In 1904, Montenegro was allied with Russia and enthusiastically joined in the Russo-Japanese War with a declaration of hostilities against Japan. What Montenegro had in enthusiasm, it lacked, unfortunately, in terms of things that would allow it to actually join in the fighting. A navy, for example, would have been nice. Montenegro had none.
It is perhaps understandable that when the Russo-Japanese War came to an end in 1905 with the signing of the Peace of Portsmouth, no one remembered that Montenegro was a participant. Consequently, the country was not mentioned in the treaty, leaving the state of war in effect.
This all appeared to be moot when Montenegro ceased to exist as an independent nation and became part of Yugoslavia. When it declared its independence in 2006 and again took on status as a sovereign nation, one would think it would be a fresh start for the country. It was only when attempting to normalize trade relationships with Japan, however, that someone pointed out that the two countries had yet to shake hands and set aside that troubling old war business from over a century before. A hastily-arranged peace treaty signed in 2006 brought an end to yet another long war that did not actually result in anyone getting hurt.
Andorra vs. Germany — 1914-1958 — 44 Years
Andorra was one of the first states to declare war on the German Empire in 1914 at the beginning of World War I. Its enthusiasm was not matched by its ability to carry out any meaningful acts of aggression, since it had no standing army. It did, however, send three volunteer combatants: Valentí Naudi, Josep Estany, and René Huguet.

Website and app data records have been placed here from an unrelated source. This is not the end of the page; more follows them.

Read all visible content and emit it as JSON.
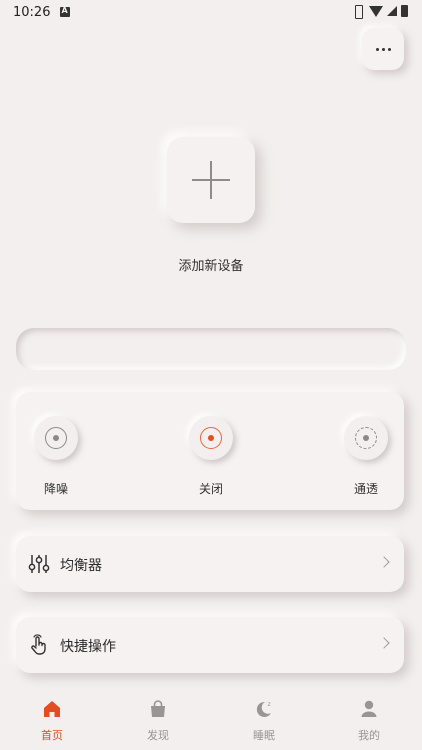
{
  "status_bar": {
    "time": "10:26"
  },
  "add_device": {
    "label": "添加新设备"
  },
  "modes": [
    {
      "label": "降噪",
      "icon": "anc-icon",
      "active": false
    },
    {
      "label": "关闭",
      "icon": "off-icon",
      "active": true
    },
    {
      "label": "通透",
      "icon": "transparency-icon",
      "active": false
    }
  ],
  "menu": [
    {
      "label": "均衡器",
      "icon": "equalizer-icon"
    },
    {
      "label": "快捷操作",
      "icon": "gesture-icon"
    }
  ],
  "bottom_nav": [
    {
      "label": "首页",
      "icon": "home-icon",
      "active": true
    },
    {
      "label": "发现",
      "icon": "bag-icon",
      "active": false
    },
    {
      "label": "睡眠",
      "icon": "moon-icon",
      "active": false
    },
    {
      "label": "我的",
      "icon": "profile-icon",
      "active": false
    }
  ],
  "colors": {
    "accent": "#e24d22",
    "background": "#f3efee",
    "muted": "#9a9594"
  }
}
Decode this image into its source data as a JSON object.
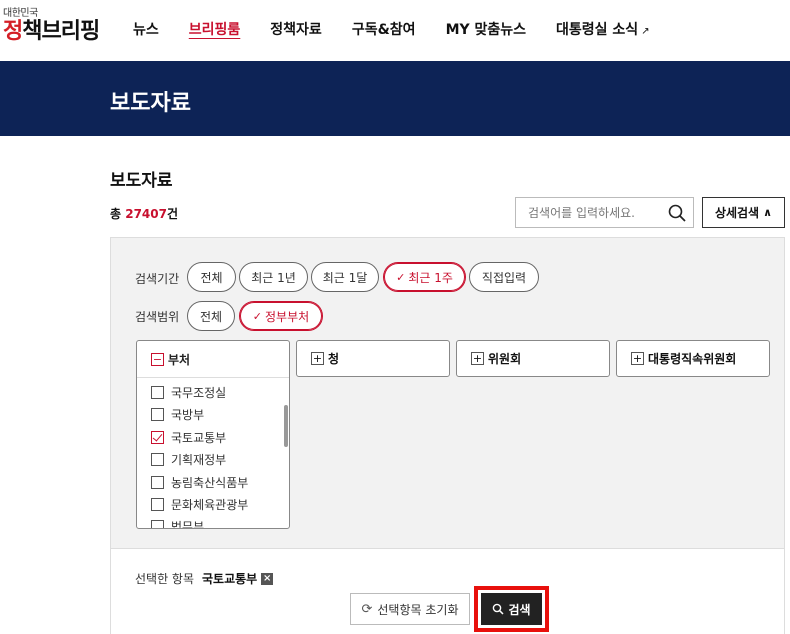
{
  "logo": {
    "small": "대한민국",
    "big_prefix": "정",
    "big_rest": "책브리핑"
  },
  "nav": [
    {
      "label": "뉴스"
    },
    {
      "label": "브리핑룸",
      "active": true
    },
    {
      "label": "정책자료"
    },
    {
      "label": "구독&참여"
    },
    {
      "label": "MY 맞춤뉴스"
    },
    {
      "label": "대통령실 소식",
      "icon": "external-arrow-icon",
      "icon_glyph": "↗"
    }
  ],
  "banner": {
    "title": "보도자료"
  },
  "section": {
    "title": "보도자료",
    "total_prefix": "총 ",
    "total_count": "27407",
    "total_suffix": "건"
  },
  "search": {
    "placeholder": "검색어를 입력하세요.",
    "value": ""
  },
  "detail_search": {
    "label": "상세검색",
    "chevron": "∧"
  },
  "filters": {
    "period": {
      "label": "검색기간",
      "options": [
        {
          "label": "전체"
        },
        {
          "label": "최근 1년"
        },
        {
          "label": "최근 1달"
        },
        {
          "label": "최근 1주",
          "selected": true
        },
        {
          "label": "직접입력"
        }
      ]
    },
    "scope": {
      "label": "검색범위",
      "options": [
        {
          "label": "전체"
        },
        {
          "label": "정부부처",
          "selected": true
        }
      ]
    },
    "categories": [
      {
        "label": "부처",
        "expanded": true,
        "glyph": "−"
      },
      {
        "label": "청",
        "glyph": "+"
      },
      {
        "label": "위원회",
        "glyph": "+"
      },
      {
        "label": "대통령직속위원회",
        "glyph": "+"
      }
    ],
    "departments": [
      {
        "label": "국무조정실",
        "checked": false
      },
      {
        "label": "국방부",
        "checked": false
      },
      {
        "label": "국토교통부",
        "checked": true
      },
      {
        "label": "기획재정부",
        "checked": false
      },
      {
        "label": "농림축산식품부",
        "checked": false
      },
      {
        "label": "문화체육관광부",
        "checked": false
      },
      {
        "label": "법무부",
        "checked": false
      }
    ],
    "check_glyph": "✓"
  },
  "selected": {
    "label": "선택한 항목",
    "item": "국토교통부",
    "remove_glyph": "×"
  },
  "actions": {
    "reset_label": "선택항목 초기화",
    "reset_glyph": "⟳",
    "search_label": "검색"
  },
  "colors": {
    "accent": "#c8102e",
    "banner": "#0d2356",
    "highlight": "#e8100c"
  }
}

Although it had been quick to declare war, Andorra was not invited to the Paris Peace Conference. Consequently, it did not sign the Treaty of Versailles. It would not enter into a formal peace agreement with Germany until 1958.
It should be noted that this war and peace agreement are disputed. Newspaper stories in 1958 assert that the peace agreement was signed on September 23, 1958. In 2014, however, the news outlet Ràdio i Televisió d’Andorra looked into this and was unable to find any official record of a declaration of war. Historian Pere Cavero turned up an exchange of letters between the German consul in Marseille and the Catalan Ombudsman, where the former asks if there is a state of war with Andorra and the latter responds they could find nothing in their archive to indicate this.
The inability to find official records is not necessarily dispositive of the matter. Paperwork gets misplaced all the time. Fiji, for example, lost its Declaration of Independence and had to request a photocopy of the original from the United Kingdom.
Costa Rica vs. Germany — 1918-1945 — 27 Years
Costa Rica declared war against Germany in 1918. It was not invited to the signing of the Treaty of Versaille, however, because of questions over the legitimacy of its government under Federico Tinoco Granados. When World War I came to an end for most of the rest of the world, the state of war between Costa Rica and Germany continued.
When World War II started, Costa Rica stayed out of it, but since its war declaration from twenty years earlier had yet to be resolved, it was still at war with Germany. The Allies included Costa Rica in the terms of the Potsdam Agreement, however. As a result, the end of World War II brought an end to Costa Rica’s World War I.
Allies of World War II vs. Germany — 1939-1991 — 52 Years
One of the biggest days in history was May 8, 1945. Known around the world as VE Day (Victory in Europe), it is remembered as the day Germany surrendered, bringing an end to World War II in Europe.
Germany was occupied by the Allies, and there was no sole representative of a single German state that all of the Allies found acceptable to sign a treaty. In 1949 the U.S. made some modifications to its declaration of war against Germany, allowing the U.S. to relax a bit while still retaining the right to retain troops in West Germany. It wasn’t until October 24, 1951, that President Harry S. Truman signed the official proclamation, declaring an end to the war between the United States and Germany, effective October 19, 1951.
It was only after the reunification of Germany that a formal peace treaty was signed with all Allied powers. That treaty went into effect on March 15, 1991.